While April showers bring May flowers, names can be deceiving. Mayfly, for example, are usually most abundant throughout the northern states in June & July, and often play a key role in early summer walleye fishing.
At the leading edge of summer, schools of tiny minnow and baitfish fry that hatched in spring may provide tasty meals for hungry panfish, yet remain still too small for adult walleyes to efficiently pursue and eat. Fortunately, nature finds another way to take care of her own at a time when sizeable minnow forage is at its lowest level of the year.
The end of June and early July are prime time for mayflies to begin hatching out of moderate-depth mud basins. Large mid-lake expanses of featureless, structureless mud bottoms often become food factories for walleyes, with fish either gravitating out across the basin itself or lining up along the edges of points and humps that intersect with the mayfly production zone. In effect, mayflies become an important transition food source for many species of fish–especially walleyes–until minnows and other baitfish grow large enough to draw walleye attention.
Ever wonder why livebait rigging with leeches is so good at this time of year? Leeches are not only tasty and easy for walleyes to catch, but they sort of resemble insect larvae. A slow-moving leech, danced along behind a walking slipsinker rig, is deadly.
Using Mille Lacs Lake in central Minnesota as an example, the leech/rig bite usually goes big-time in June through early July, then suddenly tapers. Fortunately, that’s when a faster spinner presentation kicks into high gear, chiefly using nightcrawlers as bait.
But guess what? At times, substituting a leech, or nipping your ‘crawler in half, sometimes works better. That’s likely because the smaller profile more closely resembles a mayfly–matching the hatch, so to speak. With fish still focused on eating smaller profile meals, the down-sized bait has more appeal—until it doesn’t. Because at some point, the fish inevitably switch their preference to minnows, also trolled behind spinners. That’s coincidentally right about the same time the lake’s minnow population finally reaches viable size, with walleye shifting their focus to feeding on minnows.
Throughout the walleye range, slipsinker bullet rigs often work best along the edges of weeds and timber. In reservoirs, bottom bouncers are ideal for trolling spinner rigs along shoreline flats, and up and down fast-breaking points to deep water. But on Mille Lacs, the local conditions dictate a different approach.

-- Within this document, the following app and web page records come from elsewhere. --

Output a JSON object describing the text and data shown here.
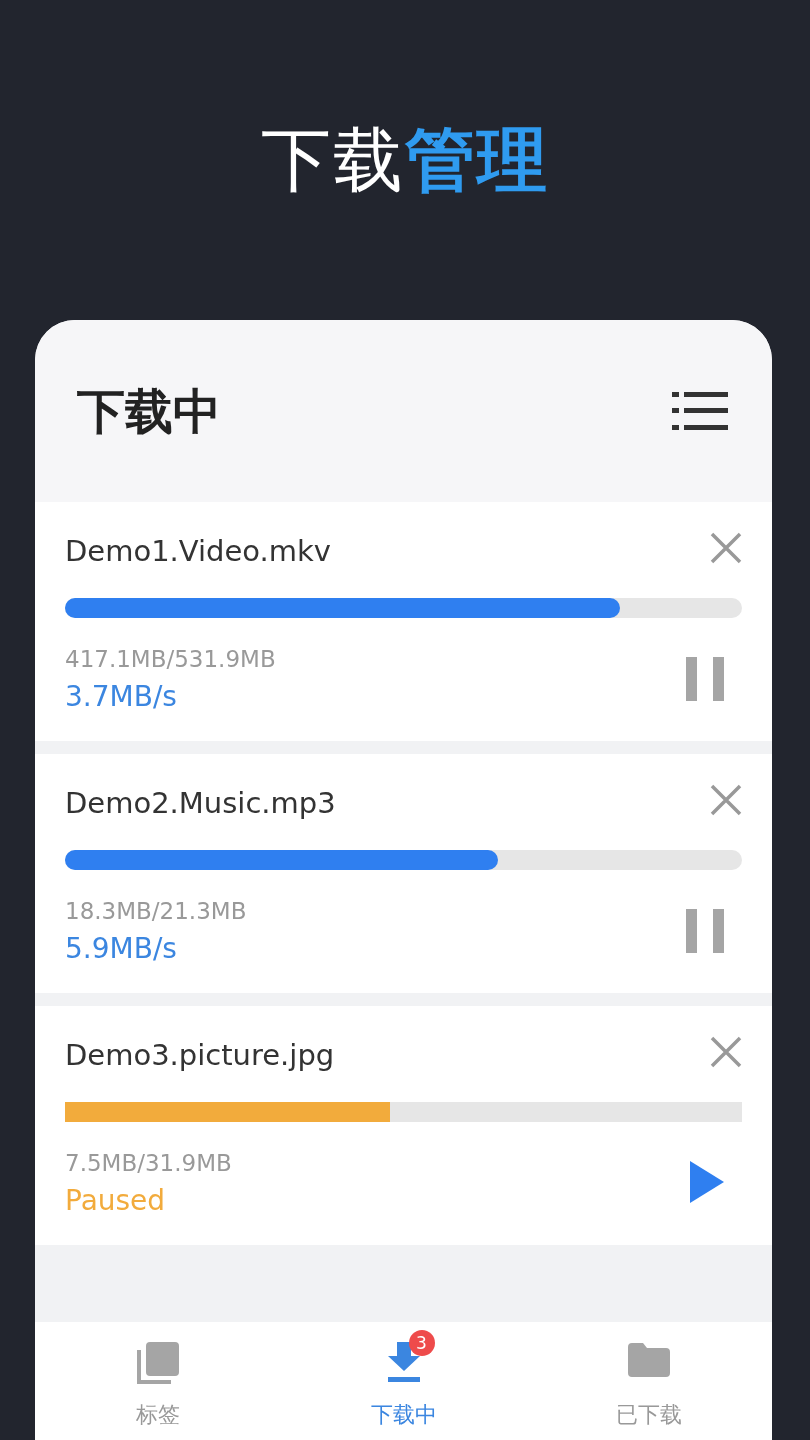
{
  "headline": "下载**管理**",
  "panel": {
    "title": "下载中"
  },
  "downloads": [
    {
      "name": "Demo1.Video.mkv",
      "level": 0.82,
      "size": "417.1MB/531.9MB",
      "status": "3.7MB/s",
      "paused": false
    },
    {
      "name": "Demo2.Music.mp3",
      "level": 0.64,
      "size": "18.3MB/21.3MB",
      "status": "5.9MB/s",
      "paused": false
    },
    {
      "name": "Demo3.picture.jpg",
      "level": 0.48,
      "size": "7.5MB/31.9MB",
      "status": "Paused",
      "paused": true
    }
  ],
  "bottom_nav": [
    {
      "label": "标签",
      "kind": "stack",
      "selected": false
    },
    {
      "label": "下载中",
      "kind": "download",
      "selected": true,
      "badge": "3"
    },
    {
      "label": "已下载",
      "kind": "folder",
      "selected": false
    }
  ]
}
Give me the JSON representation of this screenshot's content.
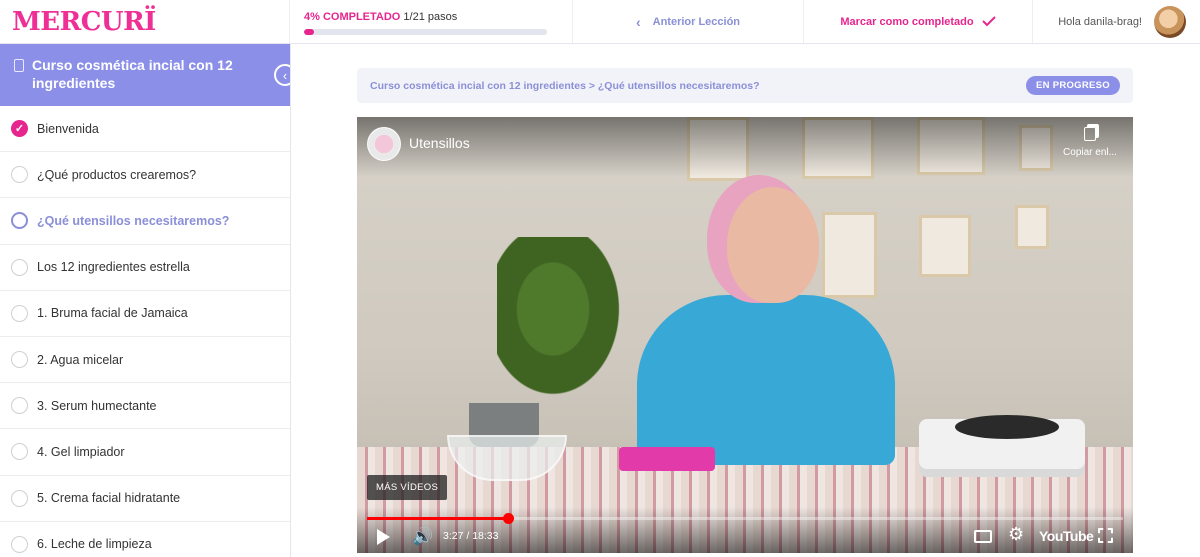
{
  "brand": {
    "logo_text": "MERCURÏ",
    "accent": "#e6258f",
    "secondary": "#8b8fe8"
  },
  "topbar": {
    "progress_percent_text": "4% COMPLETADO",
    "progress_steps_text": "1/21 pasos",
    "progress_fraction": 0.04,
    "prev_label": "Anterior Lección",
    "prev_icon": "chevron-left-icon",
    "mark_complete_label": "Marcar como completado",
    "mark_complete_icon": "check-icon",
    "greeting": "Hola danila-brag!"
  },
  "sidebar": {
    "course_title": "Curso cosmética incial con 12 ingredientes",
    "collapse_icon": "chevron-left-icon",
    "lessons": [
      {
        "label": "Bienvenida",
        "state": "done"
      },
      {
        "label": "¿Qué productos crearemos?",
        "state": "todo"
      },
      {
        "label": "¿Qué utensillos necesitaremos?",
        "state": "active"
      },
      {
        "label": "Los 12 ingredientes estrella",
        "state": "todo"
      },
      {
        "label": "1. Bruma facial de Jamaica",
        "state": "todo"
      },
      {
        "label": "2. Agua micelar",
        "state": "todo"
      },
      {
        "label": "3. Serum humectante",
        "state": "todo"
      },
      {
        "label": "4. Gel limpiador",
        "state": "todo"
      },
      {
        "label": "5. Crema facial hidratante",
        "state": "todo"
      },
      {
        "label": "6. Leche de limpieza",
        "state": "todo"
      }
    ]
  },
  "main": {
    "breadcrumb": "Curso cosmética incial con 12 ingredientes > ¿Qué utensillos necesitaremos?",
    "status_badge": "EN PROGRESO"
  },
  "video": {
    "title": "Utensillos",
    "copy_link_label": "Copiar enl...",
    "more_videos_label": "MÁS VÍDEOS",
    "time_text": "3:27 / 18:33",
    "progress_fraction": 0.186,
    "youtube_label": "YouTube",
    "icons": [
      "play-icon",
      "volume-icon",
      "subtitles-icon",
      "settings-icon",
      "fullscreen-icon",
      "copy-link-icon"
    ]
  }
}
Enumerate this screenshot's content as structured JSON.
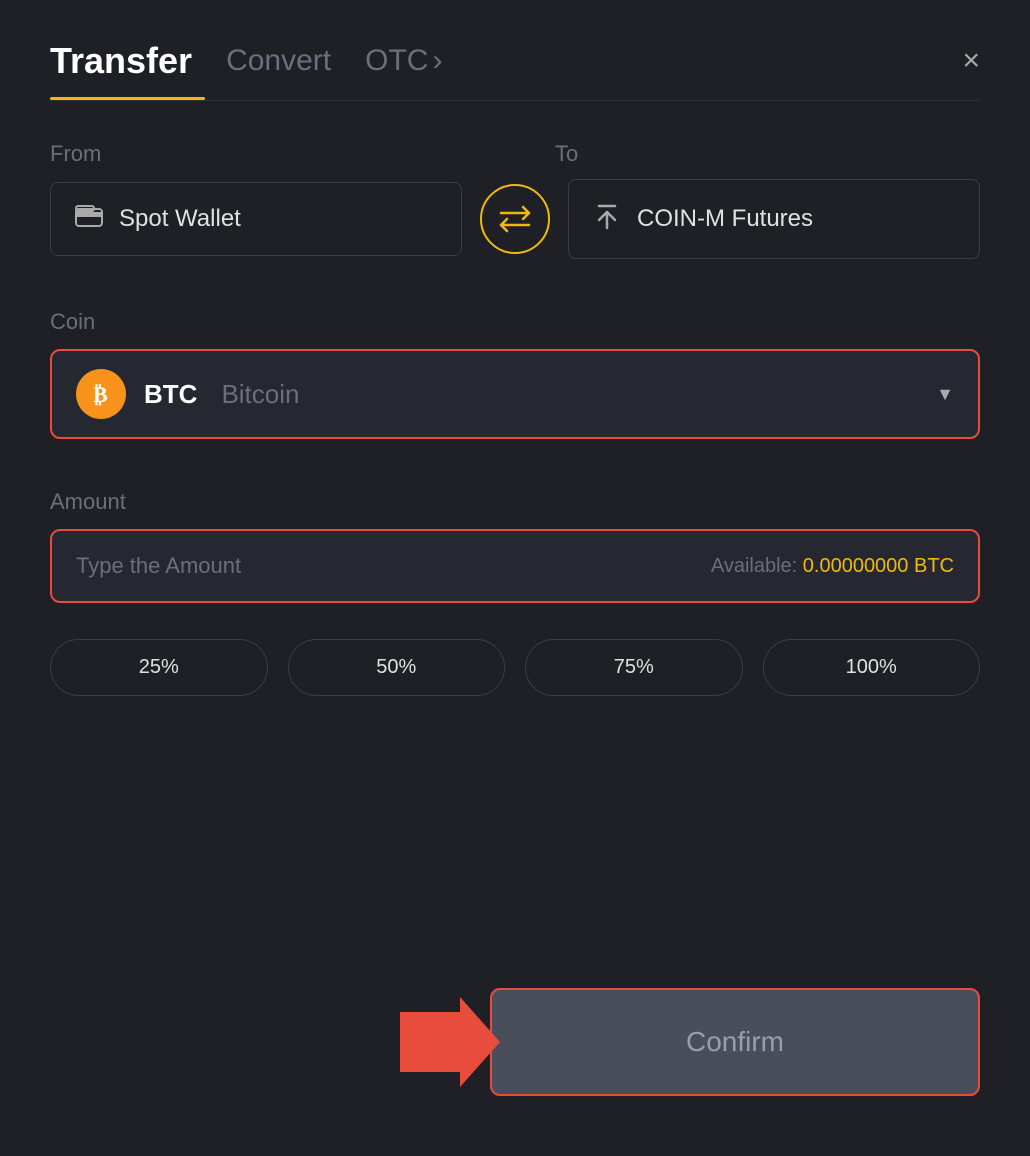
{
  "header": {
    "title": "Transfer",
    "tab_convert": "Convert",
    "tab_otc": "OTC",
    "tab_otc_arrow": "›",
    "close_label": "×"
  },
  "from_section": {
    "label": "From",
    "wallet_icon": "▬",
    "wallet_name": "Spot Wallet"
  },
  "to_section": {
    "label": "To",
    "wallet_icon": "↑",
    "wallet_name": "COIN-M Futures"
  },
  "swap": {
    "icon": "⇄"
  },
  "coin_section": {
    "label": "Coin",
    "coin_symbol": "BTC",
    "coin_name": "Bitcoin",
    "chevron": "▼"
  },
  "amount_section": {
    "label": "Amount",
    "placeholder": "Type the Amount",
    "available_label": "Available:",
    "available_amount": "0.00000000 BTC"
  },
  "percent_buttons": [
    "25%",
    "50%",
    "75%",
    "100%"
  ],
  "confirm_button": {
    "label": "Confirm"
  }
}
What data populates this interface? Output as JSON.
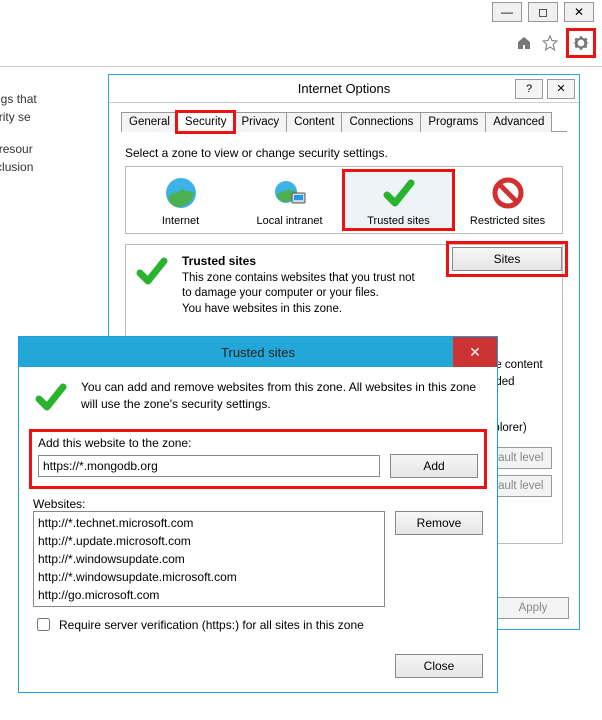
{
  "browser": {
    "partial1a": "curity settings that",
    "partial1b": "of the security se",
    "partial2a": "to network resour",
    "partial2b": "te to the inclusion"
  },
  "internetOptions": {
    "title": "Internet Options",
    "help": "?",
    "tabs": [
      "General",
      "Security",
      "Privacy",
      "Content",
      "Connections",
      "Programs",
      "Advanced"
    ],
    "zoneInstr": "Select a zone to view or change security settings.",
    "zones": [
      "Internet",
      "Local intranet",
      "Trusted sites",
      "Restricted sites"
    ],
    "desc": {
      "title": "Trusted sites",
      "line1": "This zone contains websites that you trust not to damage your computer or your files.",
      "line2": "You have websites in this zone."
    },
    "sitesBtn": "Sites",
    "level": {
      "l1": "safe content",
      "l2": "loaded",
      "l3": "Explorer)",
      "b1": "efault level",
      "b2": "efault level"
    },
    "apply": "Apply"
  },
  "trustedSites": {
    "title": "Trusted sites",
    "intro": "You can add and remove websites from this zone. All websites in this zone will use the zone's security settings.",
    "addLabel": "Add this website to the zone:",
    "addValue": "https://*.mongodb.org",
    "addBtn": "Add",
    "websitesLabel": "Websites:",
    "websites": [
      "http://*.technet.microsoft.com",
      "http://*.update.microsoft.com",
      "http://*.windowsupdate.com",
      "http://*.windowsupdate.microsoft.com",
      "http://go.microsoft.com"
    ],
    "removeBtn": "Remove",
    "requireHttps": "Require server verification (https:) for all sites in this zone",
    "closeBtn": "Close"
  }
}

Here, the famed mid-lake “mud flats” that attract walleyes from late spring through midsummer feature relatively soft bottom; sinkers tend to disappear down into the gooey, peat-like bottom, dragging your bait down with it if you don’t hold your sinker a bit above it. Long ago, local anglers switched to three-way rigs incorporating 2 ½-ounce bells sinkers and 2- to 3-foot dropper lines to position their spinners farther off the bottom, where walleyes can see them above the spongy ooze.
Also, due to the clear water, which has since become even clearer with the introduction of zebra mussels, Mille Lacs anglers went to lighter 6-pound-test spinner snells as much as 5 to 7 feet in length. They are constructed with size 2 silver blades compared to the larger size 3 or 4 blades you find for sale in most walleye markets. These finesse spinner rigs are held above bottom for short distances, then occasionally lift-dropped to reconfirm that your sinker is still near bottom, as the spinner trolls and flashes along, wobbling your bait behind it. They are tried-and-true July standbys for triggering strikes with increased flash, speed and vibration, whether they’re baited with leeches, minnows, softbaits, nightcrawlers—or half-crawlers that closely resemble mayflies.